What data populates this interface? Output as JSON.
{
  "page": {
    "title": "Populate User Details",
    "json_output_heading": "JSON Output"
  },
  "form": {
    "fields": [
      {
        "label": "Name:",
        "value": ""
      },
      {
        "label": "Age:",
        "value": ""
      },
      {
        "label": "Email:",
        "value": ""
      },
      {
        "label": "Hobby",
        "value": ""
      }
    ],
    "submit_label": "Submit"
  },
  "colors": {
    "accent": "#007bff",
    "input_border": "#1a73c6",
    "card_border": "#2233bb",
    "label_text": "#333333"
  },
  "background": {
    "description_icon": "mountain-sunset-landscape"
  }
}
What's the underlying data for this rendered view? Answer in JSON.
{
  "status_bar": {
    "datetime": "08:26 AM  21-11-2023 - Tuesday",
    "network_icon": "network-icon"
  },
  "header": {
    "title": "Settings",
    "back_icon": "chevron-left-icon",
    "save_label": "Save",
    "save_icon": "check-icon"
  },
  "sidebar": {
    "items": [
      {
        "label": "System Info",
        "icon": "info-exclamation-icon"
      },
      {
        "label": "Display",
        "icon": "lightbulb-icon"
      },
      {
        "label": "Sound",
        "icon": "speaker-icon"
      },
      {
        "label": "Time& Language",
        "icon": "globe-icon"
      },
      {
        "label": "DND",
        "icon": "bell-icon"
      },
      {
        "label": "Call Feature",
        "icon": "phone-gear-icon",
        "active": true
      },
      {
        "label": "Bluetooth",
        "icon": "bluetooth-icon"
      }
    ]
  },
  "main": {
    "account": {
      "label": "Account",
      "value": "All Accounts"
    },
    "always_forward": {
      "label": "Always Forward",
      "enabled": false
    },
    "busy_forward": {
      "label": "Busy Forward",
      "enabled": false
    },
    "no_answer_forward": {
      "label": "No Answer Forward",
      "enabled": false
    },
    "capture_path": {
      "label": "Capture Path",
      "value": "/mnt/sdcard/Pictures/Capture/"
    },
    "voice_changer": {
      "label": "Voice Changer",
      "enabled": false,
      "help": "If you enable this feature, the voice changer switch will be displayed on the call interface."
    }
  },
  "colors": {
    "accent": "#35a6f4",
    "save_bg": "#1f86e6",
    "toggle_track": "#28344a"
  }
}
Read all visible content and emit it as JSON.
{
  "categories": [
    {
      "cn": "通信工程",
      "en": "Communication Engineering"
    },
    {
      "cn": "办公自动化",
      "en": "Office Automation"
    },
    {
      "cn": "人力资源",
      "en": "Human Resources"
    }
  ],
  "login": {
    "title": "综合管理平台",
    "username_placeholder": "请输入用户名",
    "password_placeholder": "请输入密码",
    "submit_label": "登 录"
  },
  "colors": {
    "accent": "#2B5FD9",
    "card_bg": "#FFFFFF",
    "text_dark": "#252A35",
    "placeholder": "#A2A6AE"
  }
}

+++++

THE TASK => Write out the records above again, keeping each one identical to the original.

TASK RESULT =>
What data populates this interface? Output as JSON.
{
  "page": {
    "title": "Populate User Details",
    "json_output_heading": "JSON Output"
  },
  "form": {
    "fields": [
      {
        "label": "Name:",
        "value": ""
      },
      {
        "label": "Age:",
        "value": ""
      },
      {
        "label": "Email:",
        "value": ""
      },
      {
        "label": "Hobby",
        "value": ""
      }
    ],
    "submit_label": "Submit"
  },
  "colors": {
    "accent": "#007bff",
    "input_border": "#1a73c6",
    "card_border": "#2233bb",
    "label_text": "#333333"
  },
  "background": {
    "description_icon": "mountain-sunset-landscape"
  }
}
What's the underlying data for this rendered view? Answer in JSON.
{
  "status_bar": {
    "datetime": "08:26 AM  21-11-2023 - Tuesday",
    "network_icon": "network-icon"
  },
  "header": {
    "title": "Settings",
    "back_icon": "chevron-left-icon",
    "save_label": "Save",
    "save_icon": "check-icon"
  },
  "sidebar": {
    "items": [
      {
        "label": "System Info",
        "icon": "info-exclamation-icon"
      },
      {
        "label": "Display",
        "icon": "lightbulb-icon"
      },
      {
        "label": "Sound",
        "icon": "speaker-icon"
      },
      {
        "label": "Time& Language",
        "icon": "globe-icon"
      },
      {
        "label": "DND",
        "icon": "bell-icon"
      },
      {
        "label": "Call Feature",
        "icon": "phone-gear-icon",
        "active": true
      },
      {
        "label": "Bluetooth",
        "icon": "bluetooth-icon"
      }
    ]
  },
  "main": {
    "account": {
      "label": "Account",
      "value": "All Accounts"
    },
    "always_forward": {
      "label": "Always Forward",
      "enabled": false
    },
    "busy_forward": {
      "label": "Busy Forward",
      "enabled": false
    },
    "no_answer_forward": {
      "label": "No Answer Forward",
      "enabled": false
    },
    "capture_path": {
      "label": "Capture Path",
      "value": "/mnt/sdcard/Pictures/Capture/"
    },
    "voice_changer": {
      "label": "Voice Changer",
      "enabled": false,
      "help": "If you enable this feature, the voice changer switch will be displayed on the call interface."
    }
  },
  "colors": {
    "accent": "#35a6f4",
    "save_bg": "#1f86e6",
    "toggle_track": "#28344a"
  }
}
Read all visible content and emit it as JSON.
{
  "categories": [
    {
      "cn": "通信工程",
      "en": "Communication Engineering"
    },
    {
      "cn": "办公自动化",
      "en": "Office Automation"
    },
    {
      "cn": "人力资源",
      "en": "Human Resources"
    }
  ],
  "login": {
    "title": "综合管理平台",
    "username_placeholder": "请输入用户名",
    "password_placeholder": "请输入密码",
    "submit_label": "登 录"
  },
  "colors": {
    "accent": "#2B5FD9",
    "card_bg": "#FFFFFF",
    "text_dark": "#252A35",
    "placeholder": "#A2A6AE"
  }
}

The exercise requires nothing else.